DIRECTIONS FOR THIS TASK. Below are the records. List every line holding the word "Character".

[Data about app and page elements]
*** Block opens ***

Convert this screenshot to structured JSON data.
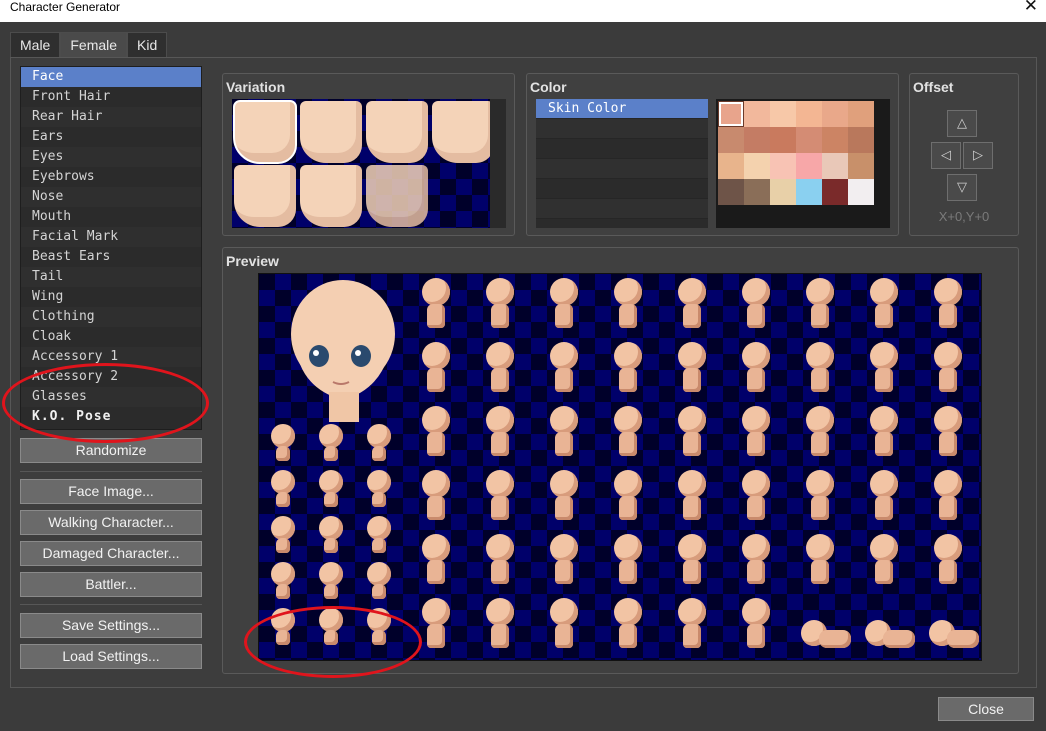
{
  "window": {
    "title": "Character Generator",
    "close_glyph": "✕"
  },
  "tabs": [
    {
      "label": "Male"
    },
    {
      "label": "Female"
    },
    {
      "label": "Kid"
    }
  ],
  "parts": [
    {
      "label": "Face"
    },
    {
      "label": "Front Hair"
    },
    {
      "label": "Rear Hair"
    },
    {
      "label": "Ears"
    },
    {
      "label": "Eyes"
    },
    {
      "label": "Eyebrows"
    },
    {
      "label": "Nose"
    },
    {
      "label": "Mouth"
    },
    {
      "label": "Facial Mark"
    },
    {
      "label": "Beast Ears"
    },
    {
      "label": "Tail"
    },
    {
      "label": "Wing"
    },
    {
      "label": "Clothing"
    },
    {
      "label": "Cloak"
    },
    {
      "label": "Accessory 1"
    },
    {
      "label": "Accessory 2"
    },
    {
      "label": "Glasses"
    },
    {
      "label": "K.O. Pose"
    }
  ],
  "buttons": {
    "randomize": "Randomize",
    "face_image": "Face Image...",
    "walking_character": "Walking Character...",
    "damaged_character": "Damaged Character...",
    "battler": "Battler...",
    "save_settings": "Save Settings...",
    "load_settings": "Load Settings...",
    "close": "Close"
  },
  "variation": {
    "title": "Variation",
    "selected_index": 0
  },
  "color": {
    "title": "Color",
    "items": [
      {
        "label": "Skin Color"
      }
    ],
    "swatches": [
      "#e8a48c",
      "#f2b89c",
      "#f7c8a8",
      "#f3b693",
      "#e9a88a",
      "#e0a07c",
      "#c88a6e",
      "#c47c64",
      "#c97a5e",
      "#d48c74",
      "#cc8464",
      "#b9785c",
      "#e8b48c",
      "#f4d2ae",
      "#f8c3b4",
      "#f7a7a8",
      "#e9c8b8",
      "#c8906a",
      "#6e5448",
      "#8a6e58",
      "#e8d0a8",
      "#8ad0f0",
      "#7a2a2a",
      "#f2eef0"
    ],
    "selected_swatch": 0
  },
  "offset": {
    "title": "Offset",
    "readout": "X+0,Y+0"
  },
  "preview": {
    "title": "Preview"
  }
}
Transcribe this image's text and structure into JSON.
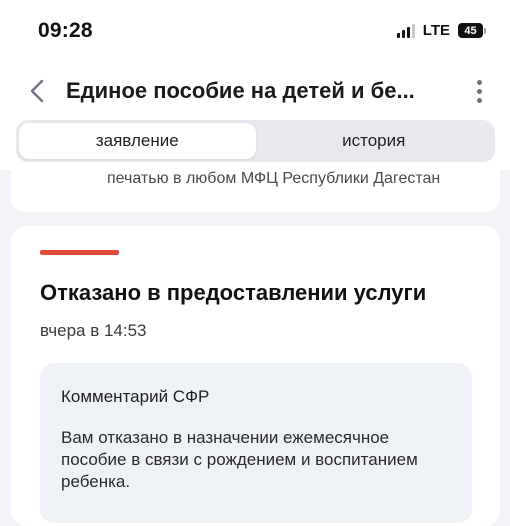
{
  "status_bar": {
    "time": "09:28",
    "network": "LTE",
    "battery": "45"
  },
  "header": {
    "title": "Единое пособие на детей и бе...",
    "back_icon": "chevron-left-icon",
    "more_icon": "vertical-dots-icon"
  },
  "tabs": [
    {
      "label": "заявление",
      "active": true
    },
    {
      "label": "история",
      "active": false
    }
  ],
  "previous_card": {
    "text": "печатью в любом МФЦ Республики Дагестан"
  },
  "status_card": {
    "accent_color": "#e04a3b",
    "title": "Отказано в предоставлении услуги",
    "date": "вчера в 14:53",
    "comment": {
      "title": "Комментарий СФР",
      "text": "Вам отказано в назначении ежемесячное пособие в связи с рождением и воспитанием ребенка."
    }
  }
}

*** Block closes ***

SOLVED PROBLEM.
    "title": "Character Generator",
    "walking_character": "Walking Character...",
    "damaged_character": "Damaged Character...",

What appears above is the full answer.